### [EXERCISE DESCRIPTION]
Whenever a line contains "config", include it in the count; reply with the number of such lines in the data and nothing else.

Web page and app entries
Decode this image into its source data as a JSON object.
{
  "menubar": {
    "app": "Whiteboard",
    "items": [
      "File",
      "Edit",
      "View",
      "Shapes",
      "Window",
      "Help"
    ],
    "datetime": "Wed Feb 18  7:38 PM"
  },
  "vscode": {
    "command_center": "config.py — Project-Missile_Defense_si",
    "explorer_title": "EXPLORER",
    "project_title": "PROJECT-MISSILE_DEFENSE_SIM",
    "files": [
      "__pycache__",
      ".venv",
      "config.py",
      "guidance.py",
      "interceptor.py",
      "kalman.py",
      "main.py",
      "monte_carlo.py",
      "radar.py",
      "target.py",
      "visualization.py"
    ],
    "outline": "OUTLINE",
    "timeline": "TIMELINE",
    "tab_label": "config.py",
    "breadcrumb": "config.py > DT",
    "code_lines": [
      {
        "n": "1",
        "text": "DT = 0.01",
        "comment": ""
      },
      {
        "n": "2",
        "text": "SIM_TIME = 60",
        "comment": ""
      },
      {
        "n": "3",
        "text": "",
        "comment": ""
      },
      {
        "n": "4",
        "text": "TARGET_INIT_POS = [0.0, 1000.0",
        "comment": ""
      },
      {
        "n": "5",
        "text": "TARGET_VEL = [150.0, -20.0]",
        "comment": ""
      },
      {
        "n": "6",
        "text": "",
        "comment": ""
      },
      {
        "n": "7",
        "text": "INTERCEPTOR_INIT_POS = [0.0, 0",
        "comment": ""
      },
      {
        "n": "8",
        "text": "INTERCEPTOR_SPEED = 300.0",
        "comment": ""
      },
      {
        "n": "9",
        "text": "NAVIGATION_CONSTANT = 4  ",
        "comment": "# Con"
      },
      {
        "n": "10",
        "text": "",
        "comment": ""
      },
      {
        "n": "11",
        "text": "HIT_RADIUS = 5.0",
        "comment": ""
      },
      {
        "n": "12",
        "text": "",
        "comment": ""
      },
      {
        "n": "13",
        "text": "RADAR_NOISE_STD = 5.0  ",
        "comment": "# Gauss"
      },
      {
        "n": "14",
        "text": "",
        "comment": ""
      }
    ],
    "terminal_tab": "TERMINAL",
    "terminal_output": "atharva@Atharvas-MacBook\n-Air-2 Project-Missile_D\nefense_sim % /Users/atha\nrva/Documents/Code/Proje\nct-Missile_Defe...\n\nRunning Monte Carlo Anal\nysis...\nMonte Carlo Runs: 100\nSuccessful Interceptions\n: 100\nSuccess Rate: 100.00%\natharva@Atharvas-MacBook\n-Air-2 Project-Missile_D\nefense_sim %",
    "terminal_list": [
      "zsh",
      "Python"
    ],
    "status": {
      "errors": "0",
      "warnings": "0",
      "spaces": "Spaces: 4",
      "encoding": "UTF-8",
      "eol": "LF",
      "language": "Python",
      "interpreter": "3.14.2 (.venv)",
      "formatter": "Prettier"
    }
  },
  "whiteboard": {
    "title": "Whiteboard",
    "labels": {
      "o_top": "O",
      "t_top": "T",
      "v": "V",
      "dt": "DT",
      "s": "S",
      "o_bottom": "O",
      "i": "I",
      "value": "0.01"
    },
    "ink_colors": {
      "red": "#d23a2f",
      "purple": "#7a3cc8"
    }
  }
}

### [RESULT FOR THIS TASK]
4